→ EXERCISE PROMPT
Produce a copy of every line in the records that holds the string "需要用户注册功能".

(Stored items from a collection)
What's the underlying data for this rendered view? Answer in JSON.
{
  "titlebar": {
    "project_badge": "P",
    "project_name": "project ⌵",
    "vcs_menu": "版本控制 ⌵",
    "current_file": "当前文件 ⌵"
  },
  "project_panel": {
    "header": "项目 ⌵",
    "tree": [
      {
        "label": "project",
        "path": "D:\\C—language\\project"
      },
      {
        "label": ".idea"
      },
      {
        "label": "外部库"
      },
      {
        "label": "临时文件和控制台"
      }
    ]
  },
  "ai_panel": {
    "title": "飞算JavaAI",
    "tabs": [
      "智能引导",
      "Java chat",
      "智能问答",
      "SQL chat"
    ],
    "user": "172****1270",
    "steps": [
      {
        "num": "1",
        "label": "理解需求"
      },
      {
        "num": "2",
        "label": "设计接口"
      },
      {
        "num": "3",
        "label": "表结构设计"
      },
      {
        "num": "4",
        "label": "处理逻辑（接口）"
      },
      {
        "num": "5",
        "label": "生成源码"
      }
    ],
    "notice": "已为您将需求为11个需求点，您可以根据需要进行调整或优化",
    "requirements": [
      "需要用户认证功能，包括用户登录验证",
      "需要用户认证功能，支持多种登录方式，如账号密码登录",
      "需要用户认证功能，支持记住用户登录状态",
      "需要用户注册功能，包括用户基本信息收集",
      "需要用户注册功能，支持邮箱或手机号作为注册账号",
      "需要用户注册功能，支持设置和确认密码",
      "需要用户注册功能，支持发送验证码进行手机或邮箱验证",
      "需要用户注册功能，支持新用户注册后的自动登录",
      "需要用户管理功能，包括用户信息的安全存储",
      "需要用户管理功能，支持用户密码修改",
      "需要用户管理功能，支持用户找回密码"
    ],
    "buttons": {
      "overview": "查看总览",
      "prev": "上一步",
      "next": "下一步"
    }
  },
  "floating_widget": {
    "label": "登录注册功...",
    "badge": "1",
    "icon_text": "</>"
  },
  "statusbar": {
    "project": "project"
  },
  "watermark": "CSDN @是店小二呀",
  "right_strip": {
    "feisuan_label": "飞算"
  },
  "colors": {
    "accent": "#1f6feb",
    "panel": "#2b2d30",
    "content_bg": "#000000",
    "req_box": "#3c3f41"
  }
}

→ TASK SOLUTION
      "需要用户注册功能，包括用户基本信息收集",
      "需要用户注册功能，支持邮箱或手机号作为注册账号",
      "需要用户注册功能，支持设置和确认密码",
      "需要用户注册功能，支持发送验证码进行手机或邮箱验证",
      "需要用户注册功能，支持新用户注册后的自动登录",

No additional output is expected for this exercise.